▸ **Record extracts**:
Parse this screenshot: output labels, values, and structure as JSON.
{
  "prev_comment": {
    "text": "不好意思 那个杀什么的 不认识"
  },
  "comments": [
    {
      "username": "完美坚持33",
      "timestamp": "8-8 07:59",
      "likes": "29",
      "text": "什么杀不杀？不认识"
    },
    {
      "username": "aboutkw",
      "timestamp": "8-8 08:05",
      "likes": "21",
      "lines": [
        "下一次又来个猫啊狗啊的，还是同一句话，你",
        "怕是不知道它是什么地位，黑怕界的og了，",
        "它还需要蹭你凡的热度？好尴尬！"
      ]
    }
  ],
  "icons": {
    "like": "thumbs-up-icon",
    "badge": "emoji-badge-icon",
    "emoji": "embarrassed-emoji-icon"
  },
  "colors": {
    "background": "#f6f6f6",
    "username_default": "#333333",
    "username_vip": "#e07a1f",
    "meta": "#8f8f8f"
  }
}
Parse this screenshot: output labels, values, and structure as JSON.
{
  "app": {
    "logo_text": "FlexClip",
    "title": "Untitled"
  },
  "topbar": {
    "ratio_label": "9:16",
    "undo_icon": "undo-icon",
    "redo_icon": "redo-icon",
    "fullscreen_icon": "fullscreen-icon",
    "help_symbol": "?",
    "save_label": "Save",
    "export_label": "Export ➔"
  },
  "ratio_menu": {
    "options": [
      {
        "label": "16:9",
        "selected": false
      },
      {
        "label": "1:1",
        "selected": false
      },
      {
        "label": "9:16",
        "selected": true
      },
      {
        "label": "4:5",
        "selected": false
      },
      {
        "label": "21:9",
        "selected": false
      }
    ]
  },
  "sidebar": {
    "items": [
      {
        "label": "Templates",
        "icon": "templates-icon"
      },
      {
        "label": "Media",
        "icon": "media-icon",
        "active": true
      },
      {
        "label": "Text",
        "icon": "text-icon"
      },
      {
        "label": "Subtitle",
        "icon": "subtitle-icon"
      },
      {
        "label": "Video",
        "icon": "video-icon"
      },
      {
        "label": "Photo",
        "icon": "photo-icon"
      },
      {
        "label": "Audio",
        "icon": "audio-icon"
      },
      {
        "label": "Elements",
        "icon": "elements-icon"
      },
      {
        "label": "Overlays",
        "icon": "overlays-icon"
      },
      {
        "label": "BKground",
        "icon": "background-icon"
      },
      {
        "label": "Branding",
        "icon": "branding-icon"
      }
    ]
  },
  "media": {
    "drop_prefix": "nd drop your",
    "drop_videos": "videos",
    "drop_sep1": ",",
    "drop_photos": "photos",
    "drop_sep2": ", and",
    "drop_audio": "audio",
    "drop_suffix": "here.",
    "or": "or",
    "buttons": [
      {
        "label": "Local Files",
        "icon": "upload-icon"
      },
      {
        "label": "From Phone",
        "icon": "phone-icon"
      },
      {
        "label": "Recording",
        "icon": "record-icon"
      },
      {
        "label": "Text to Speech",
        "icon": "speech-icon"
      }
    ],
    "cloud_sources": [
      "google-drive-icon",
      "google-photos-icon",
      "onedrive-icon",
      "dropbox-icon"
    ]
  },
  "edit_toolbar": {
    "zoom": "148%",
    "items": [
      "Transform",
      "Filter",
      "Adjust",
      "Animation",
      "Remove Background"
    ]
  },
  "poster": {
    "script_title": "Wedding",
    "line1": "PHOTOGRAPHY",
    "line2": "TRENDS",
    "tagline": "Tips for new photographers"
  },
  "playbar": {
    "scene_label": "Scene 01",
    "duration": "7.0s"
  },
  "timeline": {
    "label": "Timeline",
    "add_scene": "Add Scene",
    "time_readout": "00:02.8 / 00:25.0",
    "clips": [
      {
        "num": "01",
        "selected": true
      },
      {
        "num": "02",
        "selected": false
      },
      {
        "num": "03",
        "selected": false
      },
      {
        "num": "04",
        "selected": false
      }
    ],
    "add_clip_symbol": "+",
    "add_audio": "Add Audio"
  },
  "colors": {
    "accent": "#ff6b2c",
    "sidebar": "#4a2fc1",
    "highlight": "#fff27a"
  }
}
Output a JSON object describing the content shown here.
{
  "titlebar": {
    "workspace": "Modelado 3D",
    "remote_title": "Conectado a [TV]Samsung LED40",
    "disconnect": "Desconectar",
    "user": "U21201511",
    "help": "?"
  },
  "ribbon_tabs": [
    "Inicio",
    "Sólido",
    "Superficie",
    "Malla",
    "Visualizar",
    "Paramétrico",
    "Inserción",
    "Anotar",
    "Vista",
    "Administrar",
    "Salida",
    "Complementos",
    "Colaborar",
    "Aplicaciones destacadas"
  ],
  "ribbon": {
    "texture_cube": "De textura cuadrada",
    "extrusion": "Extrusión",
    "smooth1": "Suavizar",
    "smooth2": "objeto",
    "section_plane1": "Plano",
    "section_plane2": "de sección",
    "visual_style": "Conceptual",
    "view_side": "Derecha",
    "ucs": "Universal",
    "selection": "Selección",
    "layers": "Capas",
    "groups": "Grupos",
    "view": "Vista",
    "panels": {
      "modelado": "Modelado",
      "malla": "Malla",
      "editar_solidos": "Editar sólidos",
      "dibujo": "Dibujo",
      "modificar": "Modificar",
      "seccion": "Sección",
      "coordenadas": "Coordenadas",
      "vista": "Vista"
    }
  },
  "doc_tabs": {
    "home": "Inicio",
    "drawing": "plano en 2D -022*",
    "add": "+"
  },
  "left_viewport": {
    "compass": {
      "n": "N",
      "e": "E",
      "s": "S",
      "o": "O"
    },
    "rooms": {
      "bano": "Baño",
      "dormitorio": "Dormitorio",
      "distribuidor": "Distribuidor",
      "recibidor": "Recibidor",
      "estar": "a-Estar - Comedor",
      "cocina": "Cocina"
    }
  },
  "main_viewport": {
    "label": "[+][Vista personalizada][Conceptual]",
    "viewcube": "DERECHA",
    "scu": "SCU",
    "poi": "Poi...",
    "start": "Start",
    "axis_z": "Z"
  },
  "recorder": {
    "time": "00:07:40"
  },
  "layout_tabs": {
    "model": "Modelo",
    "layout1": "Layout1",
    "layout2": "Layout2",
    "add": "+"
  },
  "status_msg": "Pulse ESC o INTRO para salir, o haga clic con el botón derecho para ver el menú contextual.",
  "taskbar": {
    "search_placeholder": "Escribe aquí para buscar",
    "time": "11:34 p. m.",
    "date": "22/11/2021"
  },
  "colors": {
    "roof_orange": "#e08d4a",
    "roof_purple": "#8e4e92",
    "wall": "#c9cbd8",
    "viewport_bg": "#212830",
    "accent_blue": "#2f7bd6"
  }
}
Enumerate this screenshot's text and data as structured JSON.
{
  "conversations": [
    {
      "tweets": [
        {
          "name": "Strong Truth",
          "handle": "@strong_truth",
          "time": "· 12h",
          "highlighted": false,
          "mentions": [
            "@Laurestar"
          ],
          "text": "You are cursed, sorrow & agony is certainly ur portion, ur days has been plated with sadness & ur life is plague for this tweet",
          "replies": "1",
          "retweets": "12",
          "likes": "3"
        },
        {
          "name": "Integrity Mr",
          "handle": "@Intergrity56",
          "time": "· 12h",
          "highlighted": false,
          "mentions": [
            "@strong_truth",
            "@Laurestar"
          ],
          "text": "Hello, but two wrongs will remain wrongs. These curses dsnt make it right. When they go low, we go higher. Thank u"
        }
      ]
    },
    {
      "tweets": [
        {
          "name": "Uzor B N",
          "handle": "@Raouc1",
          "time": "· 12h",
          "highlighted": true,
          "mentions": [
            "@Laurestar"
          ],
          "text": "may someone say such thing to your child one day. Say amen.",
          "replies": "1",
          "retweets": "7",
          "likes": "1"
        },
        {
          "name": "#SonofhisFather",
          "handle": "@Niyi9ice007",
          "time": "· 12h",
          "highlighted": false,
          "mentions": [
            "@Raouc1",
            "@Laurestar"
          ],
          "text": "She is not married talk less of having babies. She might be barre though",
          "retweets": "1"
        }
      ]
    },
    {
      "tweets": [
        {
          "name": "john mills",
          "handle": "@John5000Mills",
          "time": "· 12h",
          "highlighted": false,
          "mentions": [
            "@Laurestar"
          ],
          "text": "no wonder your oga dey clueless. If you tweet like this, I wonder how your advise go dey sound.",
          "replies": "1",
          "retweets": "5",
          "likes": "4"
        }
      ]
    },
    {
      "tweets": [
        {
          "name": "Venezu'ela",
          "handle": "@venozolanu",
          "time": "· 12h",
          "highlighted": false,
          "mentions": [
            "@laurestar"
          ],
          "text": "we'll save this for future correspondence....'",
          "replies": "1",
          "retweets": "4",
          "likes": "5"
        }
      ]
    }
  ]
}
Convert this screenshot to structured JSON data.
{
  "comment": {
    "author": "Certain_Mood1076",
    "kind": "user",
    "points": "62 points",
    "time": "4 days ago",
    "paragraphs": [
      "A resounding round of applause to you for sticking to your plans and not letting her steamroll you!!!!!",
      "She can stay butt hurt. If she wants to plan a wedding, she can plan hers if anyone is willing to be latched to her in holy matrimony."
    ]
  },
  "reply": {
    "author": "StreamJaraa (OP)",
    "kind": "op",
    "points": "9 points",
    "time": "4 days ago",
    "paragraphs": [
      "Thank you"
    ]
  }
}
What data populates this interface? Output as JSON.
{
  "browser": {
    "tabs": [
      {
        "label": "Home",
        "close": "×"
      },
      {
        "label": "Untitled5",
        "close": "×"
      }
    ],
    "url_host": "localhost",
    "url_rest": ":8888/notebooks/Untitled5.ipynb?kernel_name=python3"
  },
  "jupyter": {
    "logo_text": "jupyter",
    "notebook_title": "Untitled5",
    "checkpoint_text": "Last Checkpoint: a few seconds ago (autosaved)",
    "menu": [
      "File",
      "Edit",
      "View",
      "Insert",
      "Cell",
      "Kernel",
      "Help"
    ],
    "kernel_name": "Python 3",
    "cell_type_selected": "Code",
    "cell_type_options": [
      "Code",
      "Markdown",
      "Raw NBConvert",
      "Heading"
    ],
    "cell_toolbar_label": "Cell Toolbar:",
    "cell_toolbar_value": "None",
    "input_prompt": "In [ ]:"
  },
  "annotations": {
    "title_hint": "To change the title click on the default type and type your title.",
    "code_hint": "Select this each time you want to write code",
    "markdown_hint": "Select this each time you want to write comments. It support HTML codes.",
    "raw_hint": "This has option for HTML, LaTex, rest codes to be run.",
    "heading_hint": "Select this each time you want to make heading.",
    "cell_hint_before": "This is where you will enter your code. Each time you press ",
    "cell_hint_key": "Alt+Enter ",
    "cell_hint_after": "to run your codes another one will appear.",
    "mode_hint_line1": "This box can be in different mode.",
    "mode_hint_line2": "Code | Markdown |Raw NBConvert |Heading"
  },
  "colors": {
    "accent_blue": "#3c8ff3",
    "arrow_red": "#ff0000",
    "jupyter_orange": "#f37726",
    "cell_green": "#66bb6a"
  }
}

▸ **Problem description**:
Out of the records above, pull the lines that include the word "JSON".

▸ **Result of this exercise**:
Parse this screenshot: output labels, values, and structure as JSON.
Parse this screenshot: output labels, values, and structure as JSON.
Output a JSON object describing the content shown here.
Enumerate this screenshot's text and data as structured JSON.
Convert this screenshot to structured JSON data.
What data populates this interface? Output as JSON.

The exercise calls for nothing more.